  1. All compact, and therefore all finite groups are locally compact.
  2. A discrete group is always locally compact.
  3. Any finite-dimensional vector space is a locally compact group (equipped with addition).


The Hilbert space   is not locally compact in the norm topology.

Proposition: An open subgroup of a locally compact group is always closed. A closed subgroup of a locally compact group is locally compact.

Proof: Indeed, let   be an open subgroup of  . Choose a set  , one   for each class in  , but choosing   for the class of  . We then have the disjoint union  . Since left multiplication by a given element   is a homeomorphism between   and  , we have that each such set is open in  . Therefore the complement of   is open in   and therefore   is also closed.

If now   be an closed subgroup of  , let  . There exists a compact neighborhood   of   in  . But then the intersection   is a compact neighborhood of   in  . QED.

Combining the statements in the last proposition we conclude that an open subgroup of a locally compact group is also locally compact.

Proposition: Let   be a topological group. In order for   to be locally compact it is necessary and sufficient that the neutral element   possesses a compact neighborhood.

Proof: Indeed, if   is a compact neighborhood of  , then   is a compact neighborhood of   for any  , since   is the image of a continuous map by lemma (ref) (left and right multiplication maps). QED.

Abelian Groups 0% developedEdit

Examples 0% developedEdit

1) Sn and symmetries of polygons

2)   and its subgroups

3)  adic numbers

4) Isometries of a metric space.

5) Complex functions on a topological group, finite, N, Z, R, C, Q, Qua, GL,

6)

1) Finite Groups.

The canonical topology on finite groups is the discrete topology.
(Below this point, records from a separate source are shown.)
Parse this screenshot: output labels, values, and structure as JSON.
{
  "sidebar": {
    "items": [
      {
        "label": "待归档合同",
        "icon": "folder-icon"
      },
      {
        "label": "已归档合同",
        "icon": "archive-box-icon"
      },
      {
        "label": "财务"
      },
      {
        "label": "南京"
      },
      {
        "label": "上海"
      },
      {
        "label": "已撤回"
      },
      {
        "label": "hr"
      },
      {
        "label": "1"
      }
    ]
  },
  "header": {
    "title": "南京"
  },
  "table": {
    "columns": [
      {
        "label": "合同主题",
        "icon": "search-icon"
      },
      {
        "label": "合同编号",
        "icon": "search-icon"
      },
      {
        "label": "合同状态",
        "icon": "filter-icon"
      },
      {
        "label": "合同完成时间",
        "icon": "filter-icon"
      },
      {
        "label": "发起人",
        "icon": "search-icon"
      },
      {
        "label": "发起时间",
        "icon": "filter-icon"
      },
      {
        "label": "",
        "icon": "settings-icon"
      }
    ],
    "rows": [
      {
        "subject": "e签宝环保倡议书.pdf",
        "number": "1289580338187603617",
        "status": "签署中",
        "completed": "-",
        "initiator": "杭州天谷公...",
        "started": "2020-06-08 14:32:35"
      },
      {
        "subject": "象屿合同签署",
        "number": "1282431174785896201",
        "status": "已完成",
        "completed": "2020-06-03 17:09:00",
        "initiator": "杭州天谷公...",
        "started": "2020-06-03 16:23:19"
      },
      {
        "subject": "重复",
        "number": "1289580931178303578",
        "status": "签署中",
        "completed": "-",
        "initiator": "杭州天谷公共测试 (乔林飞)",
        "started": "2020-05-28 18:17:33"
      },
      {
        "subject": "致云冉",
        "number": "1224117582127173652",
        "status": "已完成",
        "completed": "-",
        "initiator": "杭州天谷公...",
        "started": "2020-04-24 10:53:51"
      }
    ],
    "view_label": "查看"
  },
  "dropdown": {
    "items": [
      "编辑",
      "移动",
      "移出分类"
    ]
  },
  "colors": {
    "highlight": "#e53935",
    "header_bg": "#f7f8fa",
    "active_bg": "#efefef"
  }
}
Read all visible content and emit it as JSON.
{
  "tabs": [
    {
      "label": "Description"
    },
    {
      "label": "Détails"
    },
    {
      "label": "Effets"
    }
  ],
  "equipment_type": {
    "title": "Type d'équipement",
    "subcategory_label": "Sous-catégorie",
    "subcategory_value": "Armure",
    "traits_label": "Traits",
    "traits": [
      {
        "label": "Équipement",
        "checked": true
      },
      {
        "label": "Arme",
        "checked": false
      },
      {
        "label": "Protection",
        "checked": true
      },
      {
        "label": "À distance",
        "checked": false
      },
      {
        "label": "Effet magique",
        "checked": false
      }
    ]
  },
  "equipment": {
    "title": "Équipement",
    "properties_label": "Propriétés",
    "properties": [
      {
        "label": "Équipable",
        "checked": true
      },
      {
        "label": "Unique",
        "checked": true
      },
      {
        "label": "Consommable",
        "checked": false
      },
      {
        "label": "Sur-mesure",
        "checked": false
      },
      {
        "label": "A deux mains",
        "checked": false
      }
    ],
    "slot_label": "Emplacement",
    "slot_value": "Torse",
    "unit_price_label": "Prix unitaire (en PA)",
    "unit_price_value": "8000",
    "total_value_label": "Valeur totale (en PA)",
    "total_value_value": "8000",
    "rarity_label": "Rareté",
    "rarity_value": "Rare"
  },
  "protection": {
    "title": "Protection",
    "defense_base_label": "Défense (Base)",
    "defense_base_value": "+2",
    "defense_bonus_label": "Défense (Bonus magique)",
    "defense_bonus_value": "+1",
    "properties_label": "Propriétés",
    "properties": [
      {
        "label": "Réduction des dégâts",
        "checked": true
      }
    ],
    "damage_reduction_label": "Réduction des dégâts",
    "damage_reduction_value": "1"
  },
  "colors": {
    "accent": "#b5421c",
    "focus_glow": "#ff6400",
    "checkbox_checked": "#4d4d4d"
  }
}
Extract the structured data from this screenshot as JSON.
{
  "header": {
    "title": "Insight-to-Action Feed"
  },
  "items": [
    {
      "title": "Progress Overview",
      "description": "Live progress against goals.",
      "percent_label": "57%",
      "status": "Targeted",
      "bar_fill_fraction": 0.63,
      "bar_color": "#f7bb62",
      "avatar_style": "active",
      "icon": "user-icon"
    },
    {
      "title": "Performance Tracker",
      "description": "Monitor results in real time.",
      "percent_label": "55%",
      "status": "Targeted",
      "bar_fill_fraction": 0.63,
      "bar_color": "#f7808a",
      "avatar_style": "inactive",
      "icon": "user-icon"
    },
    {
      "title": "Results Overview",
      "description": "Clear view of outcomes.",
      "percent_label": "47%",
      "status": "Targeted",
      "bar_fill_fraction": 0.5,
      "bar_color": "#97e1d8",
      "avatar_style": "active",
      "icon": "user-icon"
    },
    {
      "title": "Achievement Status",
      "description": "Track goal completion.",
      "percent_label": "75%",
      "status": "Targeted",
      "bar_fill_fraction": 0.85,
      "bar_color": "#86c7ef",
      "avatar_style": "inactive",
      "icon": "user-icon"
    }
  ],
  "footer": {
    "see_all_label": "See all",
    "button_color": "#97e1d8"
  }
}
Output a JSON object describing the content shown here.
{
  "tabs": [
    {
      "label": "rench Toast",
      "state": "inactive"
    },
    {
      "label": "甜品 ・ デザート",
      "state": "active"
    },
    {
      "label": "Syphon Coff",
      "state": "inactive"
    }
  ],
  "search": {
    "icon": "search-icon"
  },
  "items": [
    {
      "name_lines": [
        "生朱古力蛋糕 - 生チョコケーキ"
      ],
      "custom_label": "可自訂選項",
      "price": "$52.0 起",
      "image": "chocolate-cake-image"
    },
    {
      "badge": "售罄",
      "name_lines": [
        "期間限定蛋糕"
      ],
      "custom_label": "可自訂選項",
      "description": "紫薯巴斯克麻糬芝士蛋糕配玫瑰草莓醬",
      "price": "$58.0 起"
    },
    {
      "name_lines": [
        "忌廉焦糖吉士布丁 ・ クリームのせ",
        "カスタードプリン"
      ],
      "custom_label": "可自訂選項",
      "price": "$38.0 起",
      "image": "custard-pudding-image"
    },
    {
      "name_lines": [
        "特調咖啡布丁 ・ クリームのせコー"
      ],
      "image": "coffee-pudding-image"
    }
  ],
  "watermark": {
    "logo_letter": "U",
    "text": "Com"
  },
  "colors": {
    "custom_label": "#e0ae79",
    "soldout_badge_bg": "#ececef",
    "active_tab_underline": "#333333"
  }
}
Consider, then, the symmetric groups  , where   is any set with   elements.


2) The General Linear Group.

Let   be a field and  . Consider the topological vector space   of linear maps from   into itself with the operator norm topology, i.e., for each  ,  .

Definition: The general linear group of   and   is the group of invertible linear operators  .

Proposition: Equipped with the subspace topology inherited from the topological vector space  ,   is a topological group.

Proof: QED.


3)


Exercises 0% developedEdit

1) If A is open and B is any set, then AB is open

2) find an example in which A and B are closed but AB is not closed.



Appendices 0% developedEdit

Here, you will find a list of unsorted chapters. Some of them listed here are highly advanced topics, while others are tools to aid you on your mathematical journey. Since this is the last heading for the wikibook, the necessary book endings are also located here.